This post was originally written and posted June 9th, 2014, and has been touched up and reposted here for archival purposes.

Advance Warning: today’s post is going to involve copious amounts of spoilers from everything from games to movies to books. Most of them will be fairly obvious and over a year in age, but I’m giving this whole entry an advance warning anyway. Spoilers be beyond here.

Villains.

I think it says something about us that while some can’t name a favorite hero, almost everyone can remember a favorite villain (or “not favorite,” as the case may be). Darth Vader. Truth. Smaug. Agent Smith.Brother Jon. The Lord Ruler. The Joker.

That’s just the tip of the iceberg. The point is, you can ask just about anyone who their “favorite” villain is, the one who gave them shivers as a child or as an adult, and most of them will be able to think of someone. Villains are just as much a part of a good story as anything else. They haunt our heroes’ nightmares and waking moments, stalk them from behind the scenes, threaten them and their loved ones. Or maybe they don’t even notice the hero at first, too preoccupied with their quest for power as they dominate nations. Or maybe, just maybe, they’re on the heroes’ “side,” carefully playing within the rules—but only just, all while smiling a sickly sweet grin that promises future darkness.

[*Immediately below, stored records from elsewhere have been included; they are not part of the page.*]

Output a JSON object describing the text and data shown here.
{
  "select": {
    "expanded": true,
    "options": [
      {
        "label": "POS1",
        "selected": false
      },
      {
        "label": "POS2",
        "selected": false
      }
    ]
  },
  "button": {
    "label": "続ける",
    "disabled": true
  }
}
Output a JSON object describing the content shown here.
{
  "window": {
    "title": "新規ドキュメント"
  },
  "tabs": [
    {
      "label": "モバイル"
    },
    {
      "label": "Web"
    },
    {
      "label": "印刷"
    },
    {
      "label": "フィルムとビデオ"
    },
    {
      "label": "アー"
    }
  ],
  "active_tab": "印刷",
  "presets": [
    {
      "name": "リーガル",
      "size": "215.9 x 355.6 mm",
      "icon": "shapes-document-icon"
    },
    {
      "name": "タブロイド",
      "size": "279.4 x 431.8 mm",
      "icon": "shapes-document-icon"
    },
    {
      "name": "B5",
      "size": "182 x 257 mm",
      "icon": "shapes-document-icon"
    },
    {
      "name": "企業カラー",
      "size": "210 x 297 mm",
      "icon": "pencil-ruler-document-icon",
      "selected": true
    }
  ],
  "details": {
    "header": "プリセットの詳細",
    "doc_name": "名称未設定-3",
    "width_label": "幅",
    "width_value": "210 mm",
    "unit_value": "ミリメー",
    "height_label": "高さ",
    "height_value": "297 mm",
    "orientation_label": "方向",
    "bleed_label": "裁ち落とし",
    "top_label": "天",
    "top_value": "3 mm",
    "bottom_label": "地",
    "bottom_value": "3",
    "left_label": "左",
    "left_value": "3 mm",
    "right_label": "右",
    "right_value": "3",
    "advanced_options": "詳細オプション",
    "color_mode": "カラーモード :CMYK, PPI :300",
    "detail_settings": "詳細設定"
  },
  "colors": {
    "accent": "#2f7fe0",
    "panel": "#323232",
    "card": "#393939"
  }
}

So today, I’m taking a request topic, and we’re going to talk about villains—good ones. We’re going to talk about how you make an antagonist that sits in your reader’s mind, that’s just as memorable as the hero is, who worries your fans every time they make an appearance. The kind that haunts your reader’s mind long after the book is gone, that sits in the back of their head like a song they can’t stop thinking about. So buckle up, because here we go. Continue reading